As I headed back down Miry Ridge from the AT, I was quite tempted to stay at this cushy grassy spot on the ridge top instead of the established campsite further down. But I was convicted by the thought that I’ve really got to stop my “undesignated camping” and play by the rules, so I kept going after a short break. That really was a sweet camping spot though…
While scrounging for firewood near campsite 26 on Miry Ridge, I found several of these holes that had been covered. If anyone knows what these are I would like to be informed. My area trail/history book has no mention of them.
While hanging out at the campsite I snapped this pic of a cool rainbow after it had rained lightly for about 30 minutes. It doesn’t show up great in this picture.
I shared site 26 with Stephen and Tyler. The mnemonic for remembering their names was pretty easy: just think of Aerosmith.
As it turned out,Tyler played guitar also and treated us to some solid blues playing on my mini-me guitar. Folks always look so surprised when I pull out the little mini-me in the backcountry.. Stephen e-mailed me this pic for my collection.
I love rhodo tunnels. These are on Miry Ridge as I headed out on day 3.
A spur trail led to a viewing spot further down the ridge on day 3.
When I arrived at the junction of Miry and Panther Creek trails I was greeted by a couple of riders. Hey Tipi, I totally get the whole “saddle potato” thing.
Panther Creek was a rough but beautiful trail (mostly used for travel by horse). I stopped for first lunch at the junction of Panther Creek and Middle Prong. I had taken my shoes off to soak in the water while I ate (and had to anyway to ford the creek here) and all of a sudden it became black as night. I hurriedly crossed the creek just had time to get my rain jacket on when it started coming down in buckets. I elected to not put on the rain pants and that turned out to be a huge mistake for the well being of my boots.
It was raining too hard to get any good pictures during the last three miles of Middle Prong. All in all this was a great snippet hike and a fine way to spend a weekend.
My only regret is not putting on the rain pants; my boots wound up filling up with water via wicking from my exposed wool socks. I didn’t anticipate how much water would wick down in to the goretex boots; they were squishing loudly with every step by the time I got out.
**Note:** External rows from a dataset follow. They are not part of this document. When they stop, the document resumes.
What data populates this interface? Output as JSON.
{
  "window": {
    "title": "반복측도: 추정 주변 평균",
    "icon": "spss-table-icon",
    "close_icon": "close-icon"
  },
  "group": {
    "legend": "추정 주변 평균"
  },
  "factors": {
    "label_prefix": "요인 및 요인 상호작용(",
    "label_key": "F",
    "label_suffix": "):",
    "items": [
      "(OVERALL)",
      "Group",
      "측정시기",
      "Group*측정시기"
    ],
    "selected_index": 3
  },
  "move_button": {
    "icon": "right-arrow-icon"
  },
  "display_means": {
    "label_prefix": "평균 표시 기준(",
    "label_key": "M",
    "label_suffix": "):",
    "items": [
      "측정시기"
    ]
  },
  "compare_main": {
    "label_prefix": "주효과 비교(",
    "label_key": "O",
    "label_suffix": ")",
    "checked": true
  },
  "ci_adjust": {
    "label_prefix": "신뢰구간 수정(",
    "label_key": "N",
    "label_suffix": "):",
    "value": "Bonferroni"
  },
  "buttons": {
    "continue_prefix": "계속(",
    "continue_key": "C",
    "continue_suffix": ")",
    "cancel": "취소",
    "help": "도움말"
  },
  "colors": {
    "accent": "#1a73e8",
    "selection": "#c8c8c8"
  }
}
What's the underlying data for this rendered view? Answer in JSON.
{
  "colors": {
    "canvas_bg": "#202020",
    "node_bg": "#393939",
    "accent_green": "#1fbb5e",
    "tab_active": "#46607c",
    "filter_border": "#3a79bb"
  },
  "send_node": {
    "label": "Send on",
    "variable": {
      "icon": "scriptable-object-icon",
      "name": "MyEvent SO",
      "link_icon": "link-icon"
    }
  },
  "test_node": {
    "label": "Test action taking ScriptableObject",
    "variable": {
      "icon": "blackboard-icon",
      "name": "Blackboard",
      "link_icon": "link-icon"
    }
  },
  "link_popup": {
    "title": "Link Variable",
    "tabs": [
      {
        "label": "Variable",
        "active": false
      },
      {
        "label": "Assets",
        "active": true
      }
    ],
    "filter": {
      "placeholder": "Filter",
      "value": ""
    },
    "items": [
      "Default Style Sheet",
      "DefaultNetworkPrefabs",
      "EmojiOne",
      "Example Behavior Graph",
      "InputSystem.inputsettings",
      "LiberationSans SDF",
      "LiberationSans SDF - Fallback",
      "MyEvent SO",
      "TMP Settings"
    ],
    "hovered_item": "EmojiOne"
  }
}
It took over a day of a fan blowing in them to get them dry after “toweling them out” as well as possible.
PS Perhaps this question belongs on a different forum but if anyone has advice for getting a moldy smell out of a pair of goretex boots please share. Seriously...